Jim Ratcliffe, whose company Ineos owns the Grangemouth petro-chem refinery, told the BBC that UK manufacturers would find the price unaffordable.
The government has guaranteed that the new Hinkley station, being developed by France’s EdF and backed by Chinese investors, can charge the £92.50 minimum price for 35 years.
Ratcliffe said Ineos recently agreed a deal for nuclear power in France at 45 euros (£37.94) per Mwh and that ‘the UK was the most expensive energy market his firm is involved in.’
In his BBC interview, Ratcliffe confirmed– as already reported in Scottish Energy News – that Ineos will ship in tanker-loads of US shale gas for refining in Grangemouth.
He added that Ineos was looking into hydraulic fracturing, or fracking, where water and chemicals are pumped into shale rock at pressure to release gas.

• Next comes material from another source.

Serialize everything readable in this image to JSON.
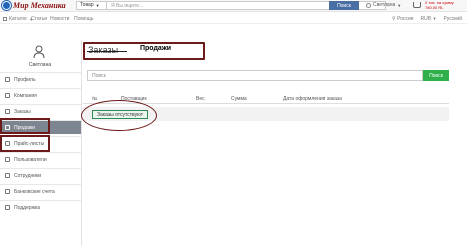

He said: “We are having a look at whether we have a part to play in the UK in shale gas exploration.”